:: Available records ::
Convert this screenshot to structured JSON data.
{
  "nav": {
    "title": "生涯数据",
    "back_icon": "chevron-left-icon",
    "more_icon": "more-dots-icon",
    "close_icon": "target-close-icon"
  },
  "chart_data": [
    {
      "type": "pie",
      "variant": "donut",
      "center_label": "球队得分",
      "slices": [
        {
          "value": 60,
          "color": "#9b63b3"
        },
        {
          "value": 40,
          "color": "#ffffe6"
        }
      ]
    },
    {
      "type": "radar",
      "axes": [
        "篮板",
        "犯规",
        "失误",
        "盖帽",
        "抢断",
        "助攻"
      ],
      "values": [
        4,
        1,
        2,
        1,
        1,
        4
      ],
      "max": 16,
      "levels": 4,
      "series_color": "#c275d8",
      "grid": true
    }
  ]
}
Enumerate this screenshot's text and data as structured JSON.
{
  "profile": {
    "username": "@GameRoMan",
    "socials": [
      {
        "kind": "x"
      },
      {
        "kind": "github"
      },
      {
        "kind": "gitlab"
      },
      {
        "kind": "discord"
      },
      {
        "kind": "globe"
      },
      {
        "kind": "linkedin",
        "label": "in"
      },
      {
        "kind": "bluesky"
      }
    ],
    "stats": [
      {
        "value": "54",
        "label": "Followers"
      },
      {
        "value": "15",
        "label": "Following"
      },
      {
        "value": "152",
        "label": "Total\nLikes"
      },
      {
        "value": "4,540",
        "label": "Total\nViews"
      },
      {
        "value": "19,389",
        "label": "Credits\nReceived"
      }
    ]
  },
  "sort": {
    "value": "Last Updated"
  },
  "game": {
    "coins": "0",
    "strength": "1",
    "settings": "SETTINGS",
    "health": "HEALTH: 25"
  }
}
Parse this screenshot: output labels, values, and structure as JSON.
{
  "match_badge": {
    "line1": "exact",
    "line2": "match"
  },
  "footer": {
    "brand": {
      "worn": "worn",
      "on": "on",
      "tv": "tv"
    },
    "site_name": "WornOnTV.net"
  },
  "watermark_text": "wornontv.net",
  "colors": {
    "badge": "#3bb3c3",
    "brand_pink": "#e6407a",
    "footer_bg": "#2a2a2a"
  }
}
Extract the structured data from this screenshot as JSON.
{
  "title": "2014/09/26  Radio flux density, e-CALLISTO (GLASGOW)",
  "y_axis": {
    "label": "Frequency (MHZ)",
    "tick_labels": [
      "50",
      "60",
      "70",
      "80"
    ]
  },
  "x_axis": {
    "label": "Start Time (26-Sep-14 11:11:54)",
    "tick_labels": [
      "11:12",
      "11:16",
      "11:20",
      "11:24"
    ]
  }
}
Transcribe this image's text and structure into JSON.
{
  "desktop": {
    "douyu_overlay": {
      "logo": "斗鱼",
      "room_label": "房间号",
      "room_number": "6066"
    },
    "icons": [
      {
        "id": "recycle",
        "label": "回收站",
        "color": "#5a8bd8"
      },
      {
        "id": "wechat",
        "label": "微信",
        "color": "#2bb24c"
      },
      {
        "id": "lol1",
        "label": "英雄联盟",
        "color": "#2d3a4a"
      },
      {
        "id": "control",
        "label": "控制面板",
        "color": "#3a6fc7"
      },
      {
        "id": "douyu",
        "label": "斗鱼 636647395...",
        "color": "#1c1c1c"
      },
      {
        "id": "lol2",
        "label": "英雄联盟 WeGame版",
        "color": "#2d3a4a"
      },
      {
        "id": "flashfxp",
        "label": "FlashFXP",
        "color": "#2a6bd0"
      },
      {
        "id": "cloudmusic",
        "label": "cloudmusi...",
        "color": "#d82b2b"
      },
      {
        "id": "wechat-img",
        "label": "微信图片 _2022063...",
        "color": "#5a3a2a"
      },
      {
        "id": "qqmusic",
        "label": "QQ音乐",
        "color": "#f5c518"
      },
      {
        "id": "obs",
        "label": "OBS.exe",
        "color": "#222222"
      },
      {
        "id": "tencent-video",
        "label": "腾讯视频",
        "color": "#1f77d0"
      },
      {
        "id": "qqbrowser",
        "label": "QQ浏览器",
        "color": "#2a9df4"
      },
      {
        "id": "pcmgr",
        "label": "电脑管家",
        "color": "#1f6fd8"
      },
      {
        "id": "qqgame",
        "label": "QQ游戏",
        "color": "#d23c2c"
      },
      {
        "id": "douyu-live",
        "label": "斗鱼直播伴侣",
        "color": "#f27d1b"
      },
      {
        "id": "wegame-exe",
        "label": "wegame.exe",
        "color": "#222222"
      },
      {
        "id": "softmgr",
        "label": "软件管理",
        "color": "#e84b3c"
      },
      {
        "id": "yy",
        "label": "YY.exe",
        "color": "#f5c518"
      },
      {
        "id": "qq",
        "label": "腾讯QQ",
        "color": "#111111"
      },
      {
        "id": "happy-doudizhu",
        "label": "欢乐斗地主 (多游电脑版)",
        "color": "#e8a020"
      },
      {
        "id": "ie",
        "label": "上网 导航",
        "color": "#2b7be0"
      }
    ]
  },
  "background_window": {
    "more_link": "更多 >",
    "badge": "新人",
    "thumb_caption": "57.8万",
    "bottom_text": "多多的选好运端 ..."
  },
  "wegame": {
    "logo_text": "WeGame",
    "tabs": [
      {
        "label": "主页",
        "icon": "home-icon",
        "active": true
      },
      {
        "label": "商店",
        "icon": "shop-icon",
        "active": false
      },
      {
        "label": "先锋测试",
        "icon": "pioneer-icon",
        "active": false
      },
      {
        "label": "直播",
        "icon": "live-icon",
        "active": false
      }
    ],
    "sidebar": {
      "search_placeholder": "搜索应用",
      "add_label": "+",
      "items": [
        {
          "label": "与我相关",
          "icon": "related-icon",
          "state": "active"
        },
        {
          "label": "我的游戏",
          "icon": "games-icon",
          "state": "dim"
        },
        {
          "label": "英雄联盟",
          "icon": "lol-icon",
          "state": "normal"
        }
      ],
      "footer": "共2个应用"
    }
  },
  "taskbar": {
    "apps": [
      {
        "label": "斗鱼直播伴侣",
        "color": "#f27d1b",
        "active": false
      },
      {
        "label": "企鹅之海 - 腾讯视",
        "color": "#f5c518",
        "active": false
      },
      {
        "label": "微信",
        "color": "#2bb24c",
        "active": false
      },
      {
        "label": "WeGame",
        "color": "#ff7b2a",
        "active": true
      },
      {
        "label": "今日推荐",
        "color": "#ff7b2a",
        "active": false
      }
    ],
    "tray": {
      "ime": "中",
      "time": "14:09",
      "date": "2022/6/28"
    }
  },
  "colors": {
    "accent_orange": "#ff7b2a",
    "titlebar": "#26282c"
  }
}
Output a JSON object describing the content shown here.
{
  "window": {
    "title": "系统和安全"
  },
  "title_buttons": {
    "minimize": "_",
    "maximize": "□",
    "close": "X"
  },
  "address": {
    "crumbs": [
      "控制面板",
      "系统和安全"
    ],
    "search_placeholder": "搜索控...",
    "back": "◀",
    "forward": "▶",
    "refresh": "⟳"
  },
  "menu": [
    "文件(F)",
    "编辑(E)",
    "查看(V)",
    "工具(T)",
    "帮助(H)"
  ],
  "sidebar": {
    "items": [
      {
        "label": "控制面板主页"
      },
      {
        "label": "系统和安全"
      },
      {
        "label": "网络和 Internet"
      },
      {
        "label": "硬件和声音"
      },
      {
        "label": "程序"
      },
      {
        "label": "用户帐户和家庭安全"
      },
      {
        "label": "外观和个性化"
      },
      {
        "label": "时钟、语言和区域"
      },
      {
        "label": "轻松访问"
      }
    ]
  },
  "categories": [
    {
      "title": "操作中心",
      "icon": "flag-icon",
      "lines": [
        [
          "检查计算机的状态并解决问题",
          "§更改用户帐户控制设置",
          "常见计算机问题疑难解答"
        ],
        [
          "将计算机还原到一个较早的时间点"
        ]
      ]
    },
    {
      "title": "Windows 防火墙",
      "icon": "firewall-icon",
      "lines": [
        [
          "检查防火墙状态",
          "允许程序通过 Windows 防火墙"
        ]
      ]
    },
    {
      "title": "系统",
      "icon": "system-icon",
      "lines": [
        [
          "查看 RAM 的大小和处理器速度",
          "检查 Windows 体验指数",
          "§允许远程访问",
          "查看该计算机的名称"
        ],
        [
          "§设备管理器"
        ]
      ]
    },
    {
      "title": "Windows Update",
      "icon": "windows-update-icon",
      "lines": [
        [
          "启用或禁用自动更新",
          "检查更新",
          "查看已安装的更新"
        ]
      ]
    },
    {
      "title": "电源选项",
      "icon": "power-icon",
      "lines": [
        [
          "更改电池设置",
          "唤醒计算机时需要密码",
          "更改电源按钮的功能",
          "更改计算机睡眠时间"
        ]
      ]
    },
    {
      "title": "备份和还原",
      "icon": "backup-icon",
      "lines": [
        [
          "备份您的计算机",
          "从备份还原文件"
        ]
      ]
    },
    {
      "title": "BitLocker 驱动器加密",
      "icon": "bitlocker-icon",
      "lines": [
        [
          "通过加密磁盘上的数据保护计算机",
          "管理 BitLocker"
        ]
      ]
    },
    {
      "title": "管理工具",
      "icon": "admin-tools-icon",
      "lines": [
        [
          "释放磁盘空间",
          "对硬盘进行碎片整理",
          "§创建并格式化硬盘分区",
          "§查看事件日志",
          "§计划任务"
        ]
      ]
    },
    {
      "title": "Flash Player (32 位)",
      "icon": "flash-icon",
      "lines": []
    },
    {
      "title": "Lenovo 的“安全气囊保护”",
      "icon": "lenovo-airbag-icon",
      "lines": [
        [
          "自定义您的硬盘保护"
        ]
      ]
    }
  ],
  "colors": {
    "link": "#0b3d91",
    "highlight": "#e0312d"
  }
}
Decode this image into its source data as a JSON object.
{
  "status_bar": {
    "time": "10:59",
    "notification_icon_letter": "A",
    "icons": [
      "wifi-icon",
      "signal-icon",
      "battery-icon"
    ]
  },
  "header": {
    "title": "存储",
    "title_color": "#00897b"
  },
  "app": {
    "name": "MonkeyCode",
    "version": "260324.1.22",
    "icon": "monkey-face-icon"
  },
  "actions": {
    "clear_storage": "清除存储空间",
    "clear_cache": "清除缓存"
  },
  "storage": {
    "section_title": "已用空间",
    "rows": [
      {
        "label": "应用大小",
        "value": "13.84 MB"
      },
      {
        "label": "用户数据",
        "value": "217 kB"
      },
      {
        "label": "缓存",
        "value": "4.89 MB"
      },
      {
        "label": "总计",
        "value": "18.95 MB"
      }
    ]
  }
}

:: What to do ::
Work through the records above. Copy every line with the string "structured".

:: Answer to this exercise ::
Convert this screenshot to structured JSON data.
Enumerate this screenshot's text and data as structured JSON.
Extract the structured data from this screenshot as JSON.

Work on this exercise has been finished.